Wynkoop also earned a promotion in 2016. The 23-year-old lefty starter, a 2015 sixth rounder, was famous coming out of college because he just doesn't walk many people. In his first full year in professional ball this trend continued, as Wynkoop walked just 12 batters in 170 innings pitched across Asheville and Modesto (0.6 BB/9). Despite working in the mid 80s with his fastball, Wynkoop actually saw more success in Modesto than he did in Asheville—seeing a decrease in ERA from 3.47 to 2.68 and an increase in his K/9 from 7.0 to 8.3.

On the surface, the mediocre velocity and stuff would tend to temper Wynkoop’s projection, a large reason why he didn’t make my personal ballot. With that said, he obviously knows how to command that stuff with deception and control, something that could get him noticed by the national scouts if he replicates that performance in Hartford (maybe) next year.

Mundell is a player who was pretty much off the prospect radar entirely heading into 2016, but who forced PuRPs voters to pay attention with a massive campaign for Asheville. The 22-year-old righty first baseman, 2015's seventh rounder, hit well in his pro debut for Boise, but he was a beast in the South Atlantic League for Asheville in 2016. In 611 plate appearances for the Tourists, Mundell had a .313/.383/.505 line (152 wRC+) with 74 extra-base hits (including a minor league-leading 59 doubles). Mundell wrought this destruction while limiting his strikeouts (13.6 percent K rate) and maintaining a decent walk rate (9.2 percent).

MLB.com on Mundell:

Mundell's best tool is his plus raw power from the right side of the plate, though he employs a mature approach and resists the temptation to swing for the fences. With his bat speed, strength and discipline, he could hit for average and power and do some damage if he makes it to Coors Field.
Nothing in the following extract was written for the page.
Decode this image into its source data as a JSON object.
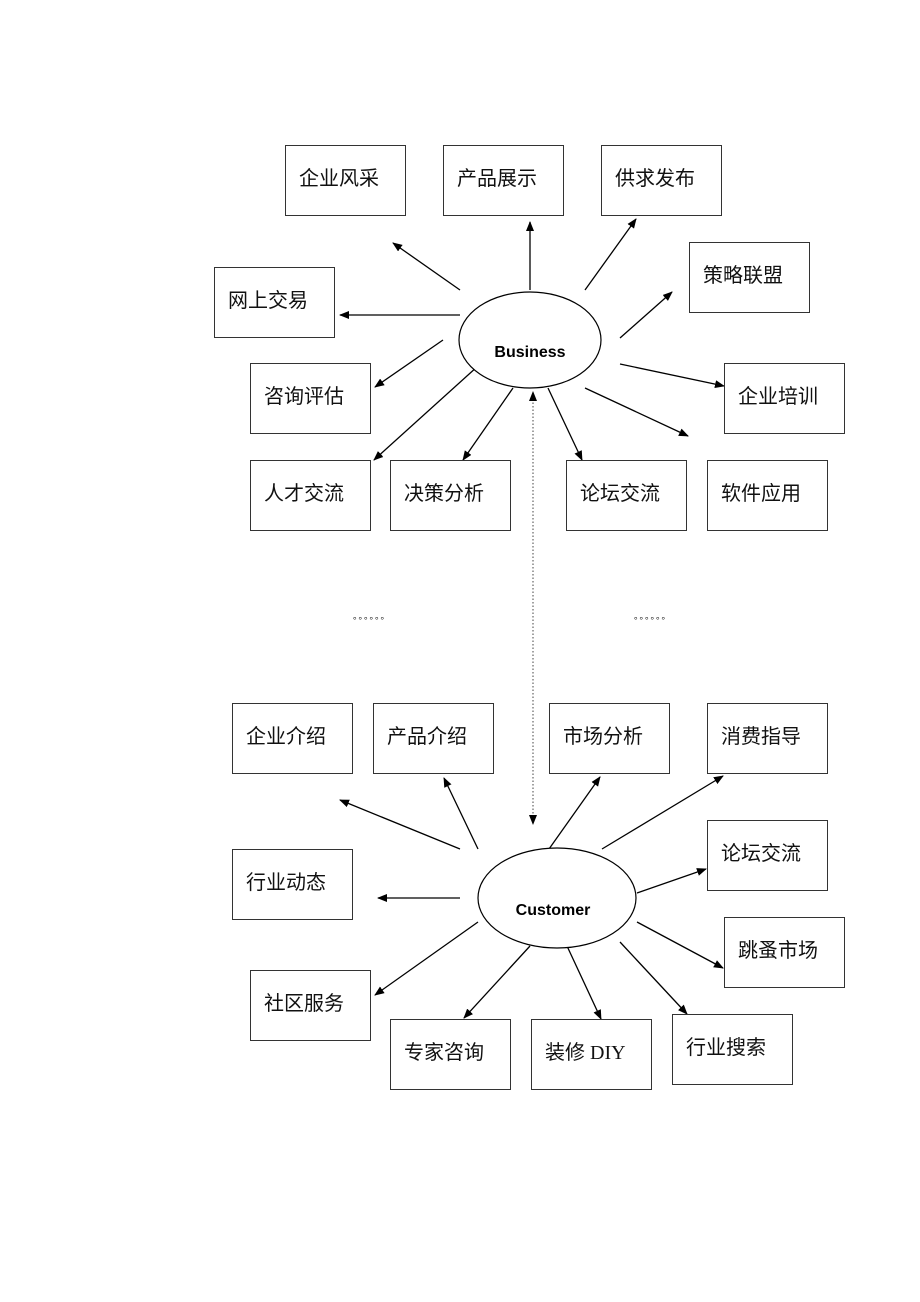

Recruited as a catcher by Cal Poly, Mundell spent most of his college career at DH with limited time at first base. He led short-season Northwest League first basemen with 11 errors in 56 games during his pro debut but has worked hard and looked better this year. He probably will be an adequate defender at best and doesn't offer much speed on the basepaths.

I'm generally leery of ranking first base prospects with limited positional flexibility (especially those who aren't young for the level), so it's not surprising that Mundell wasn't close to my top 30 this time around. With that said, it was hard to ignore Mundell's 2016 campaign. I’m interested to see how he handles High-A ball.
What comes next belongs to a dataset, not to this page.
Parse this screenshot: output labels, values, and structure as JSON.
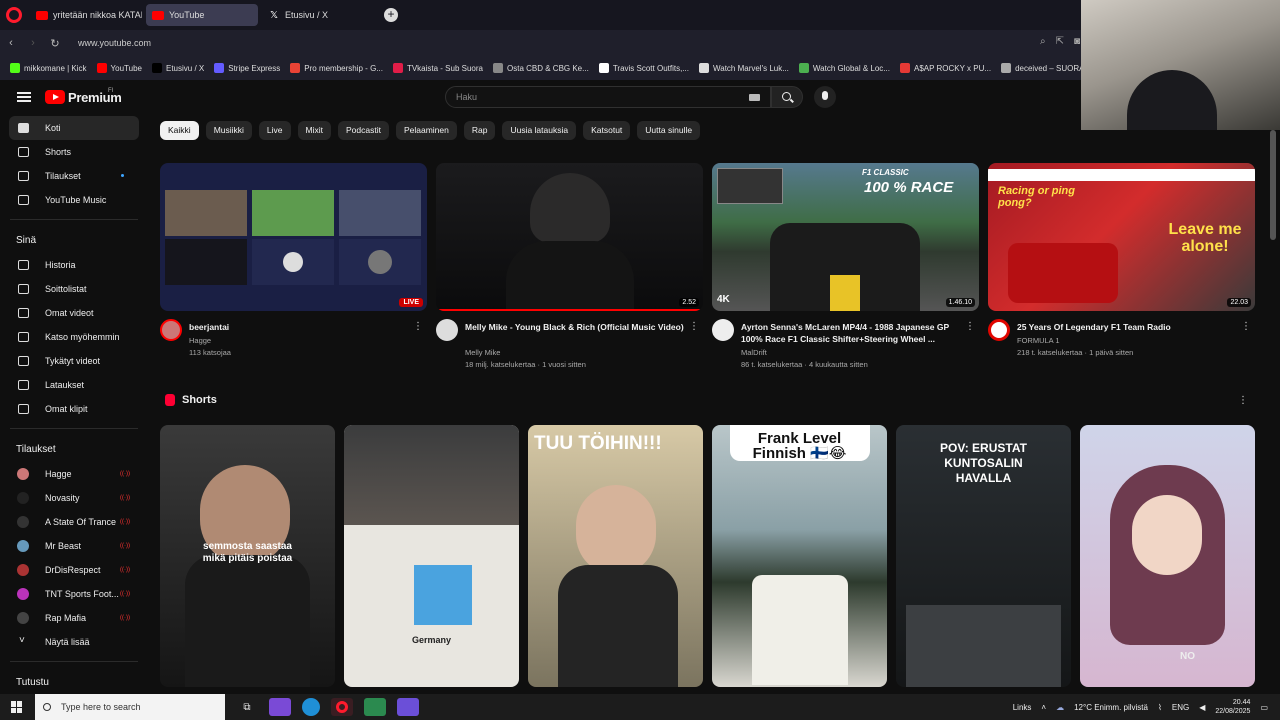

Finally, Hill is a player who fell into Colorado's lap in the fourth round with the 133rd overall selection in 2015. The San Diego RHP had been rated as the 44th-best prospect in the draft by Baseball America (four spots ahead of Colorado second rounder Peter Lambert, a member of the PuRPs list). After a decent debut season for Short Season-A Boise, the 22-year-old Hill posted very good peripheral numbers for Low-A Asheville in 82⅓ innings—9.0 K/9, 1.5 BB/9, 3.30 FIP—but his ERA of 4.48 was less impressive due in no small part to a .357 BABIP allowed.

Here's MLB.com on Hill:

Hill can reach 95 mph with his fastball but usually operates at 90-92 mph with a two-seamer that plays up because of its sink and his ability to command it. While his low-80s slider shows flashes of becoming a solid offering at times, he gets around it and turns it into a less effective slurve at others. He also needs more consistency with his splitter/changeup, though he trusts the pitch and can get swings and misses with it.

Hill has a compact delivery that he repeats well, allowing him to pound the bottom of the strike zone. His lack of a true plus pitch likely limits his ceiling to that of a No. 4 starter, but he's a good bet to reach it. The Rockies like the way he competes and also think he could become a seventh-inning reliever if needed.

I ranked Hill just off my ballot, but he is really interchangeable in my mind in prospect value with the first few players on the PuRPs list. As a pitcher with size, stuff, pedigree, and some unlucky results, I look for Hill as a breakout candidate for next year, likely with Lancaster.

Stay tuned for the unveiling of the preseason 2017 PuRPs list!